— What you should do —
Search the entries for the word "icon". Copy every line that holds it.

Records supplied Block Start

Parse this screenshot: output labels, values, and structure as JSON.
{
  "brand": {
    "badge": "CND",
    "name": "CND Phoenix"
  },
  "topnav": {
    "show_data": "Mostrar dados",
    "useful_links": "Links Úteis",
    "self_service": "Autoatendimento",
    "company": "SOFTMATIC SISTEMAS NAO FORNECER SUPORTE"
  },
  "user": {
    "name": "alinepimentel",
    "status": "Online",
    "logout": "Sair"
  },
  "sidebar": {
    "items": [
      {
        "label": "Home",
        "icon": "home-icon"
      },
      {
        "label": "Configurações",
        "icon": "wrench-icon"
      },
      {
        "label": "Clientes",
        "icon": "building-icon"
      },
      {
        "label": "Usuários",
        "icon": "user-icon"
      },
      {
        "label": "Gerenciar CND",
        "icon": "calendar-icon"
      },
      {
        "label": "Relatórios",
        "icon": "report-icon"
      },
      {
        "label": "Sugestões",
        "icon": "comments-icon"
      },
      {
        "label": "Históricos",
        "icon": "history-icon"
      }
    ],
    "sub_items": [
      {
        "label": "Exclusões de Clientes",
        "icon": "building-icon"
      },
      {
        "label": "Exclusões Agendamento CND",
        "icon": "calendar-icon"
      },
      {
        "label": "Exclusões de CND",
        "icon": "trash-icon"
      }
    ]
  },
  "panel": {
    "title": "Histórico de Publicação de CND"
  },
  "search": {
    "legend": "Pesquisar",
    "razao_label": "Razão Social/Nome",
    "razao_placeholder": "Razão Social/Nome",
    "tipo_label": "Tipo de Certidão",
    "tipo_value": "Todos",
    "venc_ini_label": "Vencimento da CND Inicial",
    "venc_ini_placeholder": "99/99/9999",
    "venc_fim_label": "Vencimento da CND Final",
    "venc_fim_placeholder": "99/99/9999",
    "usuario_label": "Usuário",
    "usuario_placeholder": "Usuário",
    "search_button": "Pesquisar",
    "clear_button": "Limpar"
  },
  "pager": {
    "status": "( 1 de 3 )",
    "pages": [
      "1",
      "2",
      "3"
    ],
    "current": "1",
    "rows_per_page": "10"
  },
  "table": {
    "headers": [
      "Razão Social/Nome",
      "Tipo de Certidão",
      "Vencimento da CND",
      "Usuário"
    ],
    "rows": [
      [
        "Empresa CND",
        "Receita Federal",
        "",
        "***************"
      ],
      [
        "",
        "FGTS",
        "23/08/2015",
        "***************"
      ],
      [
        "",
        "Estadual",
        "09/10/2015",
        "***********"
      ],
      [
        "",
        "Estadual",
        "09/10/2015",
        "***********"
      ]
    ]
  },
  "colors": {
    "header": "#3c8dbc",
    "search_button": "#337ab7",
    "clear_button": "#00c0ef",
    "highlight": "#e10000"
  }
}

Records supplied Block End

— Solved exercise —
        "icon": "home-icon"
        "icon": "wrench-icon"
        "icon": "building-icon"
        "icon": "user-icon"
        "icon": "calendar-icon"
        "icon": "report-icon"
        "icon": "comments-icon"
        "icon": "history-icon"
        "icon": "building-icon"
        "icon": "calendar-icon"
        "icon": "trash-icon"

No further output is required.